## About this exercise
Search the records for "JSON". Report every line where it occurs.

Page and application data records

╭──

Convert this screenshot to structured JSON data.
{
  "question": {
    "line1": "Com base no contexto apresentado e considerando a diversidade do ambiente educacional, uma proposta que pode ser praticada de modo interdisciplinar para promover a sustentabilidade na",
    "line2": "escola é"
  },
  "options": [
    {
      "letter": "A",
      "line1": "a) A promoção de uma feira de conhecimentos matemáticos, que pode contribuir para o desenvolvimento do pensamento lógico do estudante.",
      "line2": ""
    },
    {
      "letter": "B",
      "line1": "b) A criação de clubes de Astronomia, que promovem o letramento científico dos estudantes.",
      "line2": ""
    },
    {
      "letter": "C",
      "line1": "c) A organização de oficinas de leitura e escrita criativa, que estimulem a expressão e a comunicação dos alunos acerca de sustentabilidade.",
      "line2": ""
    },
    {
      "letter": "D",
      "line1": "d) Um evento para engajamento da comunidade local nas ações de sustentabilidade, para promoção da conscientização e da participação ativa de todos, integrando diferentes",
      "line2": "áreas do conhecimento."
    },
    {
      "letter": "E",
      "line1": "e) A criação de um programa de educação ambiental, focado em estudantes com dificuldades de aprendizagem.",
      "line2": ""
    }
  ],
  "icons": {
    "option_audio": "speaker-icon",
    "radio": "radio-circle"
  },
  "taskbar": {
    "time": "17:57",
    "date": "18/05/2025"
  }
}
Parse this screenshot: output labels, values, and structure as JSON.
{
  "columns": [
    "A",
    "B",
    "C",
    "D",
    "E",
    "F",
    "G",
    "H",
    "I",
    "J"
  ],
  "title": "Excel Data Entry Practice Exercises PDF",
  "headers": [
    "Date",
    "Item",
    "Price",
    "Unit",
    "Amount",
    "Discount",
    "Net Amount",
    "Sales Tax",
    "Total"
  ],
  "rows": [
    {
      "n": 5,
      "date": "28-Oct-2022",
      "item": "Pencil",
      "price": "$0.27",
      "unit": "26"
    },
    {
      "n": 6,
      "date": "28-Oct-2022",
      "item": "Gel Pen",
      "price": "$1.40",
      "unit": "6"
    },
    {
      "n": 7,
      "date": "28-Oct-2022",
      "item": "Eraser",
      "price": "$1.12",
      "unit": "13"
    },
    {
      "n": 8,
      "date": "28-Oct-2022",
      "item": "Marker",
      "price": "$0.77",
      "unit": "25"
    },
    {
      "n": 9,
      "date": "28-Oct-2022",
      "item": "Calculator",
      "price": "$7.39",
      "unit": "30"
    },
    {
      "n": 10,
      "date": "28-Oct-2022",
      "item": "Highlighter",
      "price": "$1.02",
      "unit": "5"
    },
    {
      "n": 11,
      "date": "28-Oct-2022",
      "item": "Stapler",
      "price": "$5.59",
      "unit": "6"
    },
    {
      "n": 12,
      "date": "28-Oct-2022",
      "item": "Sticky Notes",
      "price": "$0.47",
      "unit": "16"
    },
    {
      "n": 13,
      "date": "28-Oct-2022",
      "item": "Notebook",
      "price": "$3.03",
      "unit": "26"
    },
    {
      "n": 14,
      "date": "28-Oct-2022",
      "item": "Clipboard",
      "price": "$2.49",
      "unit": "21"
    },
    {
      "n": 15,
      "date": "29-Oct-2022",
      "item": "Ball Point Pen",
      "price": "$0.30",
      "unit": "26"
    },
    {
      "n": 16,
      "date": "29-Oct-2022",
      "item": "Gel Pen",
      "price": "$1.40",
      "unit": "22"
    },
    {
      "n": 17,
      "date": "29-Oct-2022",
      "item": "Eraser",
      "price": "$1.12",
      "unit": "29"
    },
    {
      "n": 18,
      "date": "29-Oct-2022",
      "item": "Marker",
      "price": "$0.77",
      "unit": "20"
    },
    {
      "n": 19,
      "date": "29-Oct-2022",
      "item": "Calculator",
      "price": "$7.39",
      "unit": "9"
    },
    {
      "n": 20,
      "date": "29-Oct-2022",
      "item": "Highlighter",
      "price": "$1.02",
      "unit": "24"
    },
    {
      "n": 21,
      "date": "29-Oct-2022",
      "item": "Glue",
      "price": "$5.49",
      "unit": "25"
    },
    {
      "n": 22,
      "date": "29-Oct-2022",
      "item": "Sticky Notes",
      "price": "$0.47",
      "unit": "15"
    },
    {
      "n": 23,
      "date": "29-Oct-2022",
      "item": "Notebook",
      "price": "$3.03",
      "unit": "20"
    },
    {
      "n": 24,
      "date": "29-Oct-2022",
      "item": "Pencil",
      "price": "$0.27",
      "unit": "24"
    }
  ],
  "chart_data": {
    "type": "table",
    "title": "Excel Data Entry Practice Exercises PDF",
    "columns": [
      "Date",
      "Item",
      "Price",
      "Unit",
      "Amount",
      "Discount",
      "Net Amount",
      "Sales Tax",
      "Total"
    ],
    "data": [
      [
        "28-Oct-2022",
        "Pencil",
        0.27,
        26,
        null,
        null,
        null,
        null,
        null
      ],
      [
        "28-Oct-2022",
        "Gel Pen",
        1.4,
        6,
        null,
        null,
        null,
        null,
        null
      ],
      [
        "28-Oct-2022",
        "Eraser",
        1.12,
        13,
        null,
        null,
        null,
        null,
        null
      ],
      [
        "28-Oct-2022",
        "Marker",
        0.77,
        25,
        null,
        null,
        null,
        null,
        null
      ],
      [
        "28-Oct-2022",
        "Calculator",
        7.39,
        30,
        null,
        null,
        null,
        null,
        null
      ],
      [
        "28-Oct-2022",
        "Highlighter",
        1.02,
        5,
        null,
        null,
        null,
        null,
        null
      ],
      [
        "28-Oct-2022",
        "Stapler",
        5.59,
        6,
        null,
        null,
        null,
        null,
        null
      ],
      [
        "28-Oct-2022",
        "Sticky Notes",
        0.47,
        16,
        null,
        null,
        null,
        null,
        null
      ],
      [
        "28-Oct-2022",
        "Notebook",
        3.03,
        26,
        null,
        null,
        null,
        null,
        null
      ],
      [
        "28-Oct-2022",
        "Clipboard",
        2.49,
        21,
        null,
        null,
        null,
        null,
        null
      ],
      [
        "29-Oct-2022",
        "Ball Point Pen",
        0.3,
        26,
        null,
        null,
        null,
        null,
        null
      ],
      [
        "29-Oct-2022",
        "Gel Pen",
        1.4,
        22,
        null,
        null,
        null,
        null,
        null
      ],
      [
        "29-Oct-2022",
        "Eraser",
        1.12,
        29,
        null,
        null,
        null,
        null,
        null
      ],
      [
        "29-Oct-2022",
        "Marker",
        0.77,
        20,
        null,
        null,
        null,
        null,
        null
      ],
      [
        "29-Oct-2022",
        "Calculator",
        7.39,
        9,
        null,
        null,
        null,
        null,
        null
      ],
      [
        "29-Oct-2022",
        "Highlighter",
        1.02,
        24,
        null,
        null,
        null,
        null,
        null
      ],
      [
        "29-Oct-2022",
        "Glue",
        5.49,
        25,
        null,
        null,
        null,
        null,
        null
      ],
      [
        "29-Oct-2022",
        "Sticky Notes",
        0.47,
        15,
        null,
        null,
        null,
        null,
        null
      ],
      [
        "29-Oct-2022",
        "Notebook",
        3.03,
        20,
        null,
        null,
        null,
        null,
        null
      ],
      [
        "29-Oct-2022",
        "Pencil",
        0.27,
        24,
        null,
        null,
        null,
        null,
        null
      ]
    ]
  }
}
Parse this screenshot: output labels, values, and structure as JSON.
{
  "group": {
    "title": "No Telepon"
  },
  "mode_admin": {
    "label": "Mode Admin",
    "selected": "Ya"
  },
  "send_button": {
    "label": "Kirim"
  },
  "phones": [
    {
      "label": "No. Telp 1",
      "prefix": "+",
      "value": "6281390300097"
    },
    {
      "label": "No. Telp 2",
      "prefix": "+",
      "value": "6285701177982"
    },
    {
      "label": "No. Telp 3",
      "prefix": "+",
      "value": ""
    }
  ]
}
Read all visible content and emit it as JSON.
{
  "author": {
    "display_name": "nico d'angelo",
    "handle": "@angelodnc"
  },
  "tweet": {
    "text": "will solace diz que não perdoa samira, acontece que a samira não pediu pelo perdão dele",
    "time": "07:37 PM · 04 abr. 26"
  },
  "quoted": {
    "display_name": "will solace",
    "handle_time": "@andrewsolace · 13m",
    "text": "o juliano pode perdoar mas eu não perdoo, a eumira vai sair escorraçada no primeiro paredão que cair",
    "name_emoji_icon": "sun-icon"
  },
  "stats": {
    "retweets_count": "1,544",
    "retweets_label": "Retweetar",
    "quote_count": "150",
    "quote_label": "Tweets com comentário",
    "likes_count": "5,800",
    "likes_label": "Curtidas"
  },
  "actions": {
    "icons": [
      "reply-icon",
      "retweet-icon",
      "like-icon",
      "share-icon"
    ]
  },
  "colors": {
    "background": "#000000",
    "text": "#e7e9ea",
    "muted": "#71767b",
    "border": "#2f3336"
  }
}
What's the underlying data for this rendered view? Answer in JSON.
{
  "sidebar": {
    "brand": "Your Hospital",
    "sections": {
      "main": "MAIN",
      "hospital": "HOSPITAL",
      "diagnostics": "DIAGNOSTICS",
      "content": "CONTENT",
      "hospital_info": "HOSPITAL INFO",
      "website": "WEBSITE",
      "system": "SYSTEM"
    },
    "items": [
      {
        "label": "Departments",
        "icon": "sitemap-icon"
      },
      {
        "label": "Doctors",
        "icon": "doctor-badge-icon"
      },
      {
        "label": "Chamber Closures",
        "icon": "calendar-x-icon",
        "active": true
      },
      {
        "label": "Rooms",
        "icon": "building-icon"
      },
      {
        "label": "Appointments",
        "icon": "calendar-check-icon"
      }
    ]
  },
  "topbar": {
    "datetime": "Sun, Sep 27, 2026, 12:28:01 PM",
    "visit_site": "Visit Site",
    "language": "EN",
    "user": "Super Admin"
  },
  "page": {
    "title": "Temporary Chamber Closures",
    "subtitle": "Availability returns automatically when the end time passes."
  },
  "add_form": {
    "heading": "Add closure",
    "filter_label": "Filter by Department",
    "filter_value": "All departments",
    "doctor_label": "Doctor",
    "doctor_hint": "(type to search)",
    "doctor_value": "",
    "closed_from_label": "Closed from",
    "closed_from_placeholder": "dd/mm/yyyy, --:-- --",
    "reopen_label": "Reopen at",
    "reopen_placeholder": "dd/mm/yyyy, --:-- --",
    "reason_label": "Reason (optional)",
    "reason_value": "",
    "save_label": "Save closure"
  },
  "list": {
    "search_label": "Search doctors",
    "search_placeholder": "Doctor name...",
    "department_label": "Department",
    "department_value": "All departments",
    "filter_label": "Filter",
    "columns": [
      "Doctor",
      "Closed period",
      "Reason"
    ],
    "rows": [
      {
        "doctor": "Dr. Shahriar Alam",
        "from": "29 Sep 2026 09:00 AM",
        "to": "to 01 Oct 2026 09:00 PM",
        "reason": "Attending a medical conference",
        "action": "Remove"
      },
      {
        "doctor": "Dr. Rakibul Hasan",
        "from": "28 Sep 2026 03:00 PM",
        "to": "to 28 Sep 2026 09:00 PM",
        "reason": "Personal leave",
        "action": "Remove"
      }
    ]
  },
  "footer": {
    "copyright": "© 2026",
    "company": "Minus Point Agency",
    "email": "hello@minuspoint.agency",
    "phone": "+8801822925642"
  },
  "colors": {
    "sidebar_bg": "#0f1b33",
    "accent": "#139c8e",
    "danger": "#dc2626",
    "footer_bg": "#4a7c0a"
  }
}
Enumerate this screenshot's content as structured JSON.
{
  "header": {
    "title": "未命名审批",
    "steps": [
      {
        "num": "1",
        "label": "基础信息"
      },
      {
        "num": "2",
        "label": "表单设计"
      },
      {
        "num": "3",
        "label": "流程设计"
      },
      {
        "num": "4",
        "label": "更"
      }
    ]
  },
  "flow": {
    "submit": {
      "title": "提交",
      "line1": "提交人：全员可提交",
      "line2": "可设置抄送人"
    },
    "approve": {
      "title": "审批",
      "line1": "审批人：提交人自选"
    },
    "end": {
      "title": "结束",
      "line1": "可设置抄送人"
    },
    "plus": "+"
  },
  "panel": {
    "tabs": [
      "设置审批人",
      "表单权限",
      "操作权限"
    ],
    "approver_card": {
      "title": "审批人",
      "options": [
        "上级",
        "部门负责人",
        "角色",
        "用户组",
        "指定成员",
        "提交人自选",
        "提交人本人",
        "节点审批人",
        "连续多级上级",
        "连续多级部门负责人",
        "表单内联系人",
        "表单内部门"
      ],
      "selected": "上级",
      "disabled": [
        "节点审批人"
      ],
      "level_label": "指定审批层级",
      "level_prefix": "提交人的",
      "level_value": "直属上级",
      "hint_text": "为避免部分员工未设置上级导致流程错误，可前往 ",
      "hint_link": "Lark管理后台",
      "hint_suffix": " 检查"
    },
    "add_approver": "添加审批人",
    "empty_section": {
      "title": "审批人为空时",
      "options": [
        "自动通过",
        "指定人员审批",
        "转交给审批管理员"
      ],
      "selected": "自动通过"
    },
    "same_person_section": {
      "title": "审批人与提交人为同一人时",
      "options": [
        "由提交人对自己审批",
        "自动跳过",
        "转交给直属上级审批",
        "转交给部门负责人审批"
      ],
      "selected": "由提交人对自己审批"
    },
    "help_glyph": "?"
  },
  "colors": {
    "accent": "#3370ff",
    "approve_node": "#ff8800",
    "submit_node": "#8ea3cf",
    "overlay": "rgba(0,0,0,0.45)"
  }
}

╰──

## Output of the exercise
Convert this screenshot to structured JSON data.
Parse this screenshot: output labels, values, and structure as JSON.
Parse this screenshot: output labels, values, and structure as JSON.
Read all visible content and emit it as JSON.
What's the underlying data for this rendered view? Answer in JSON.
Enumerate this screenshot's content as structured JSON.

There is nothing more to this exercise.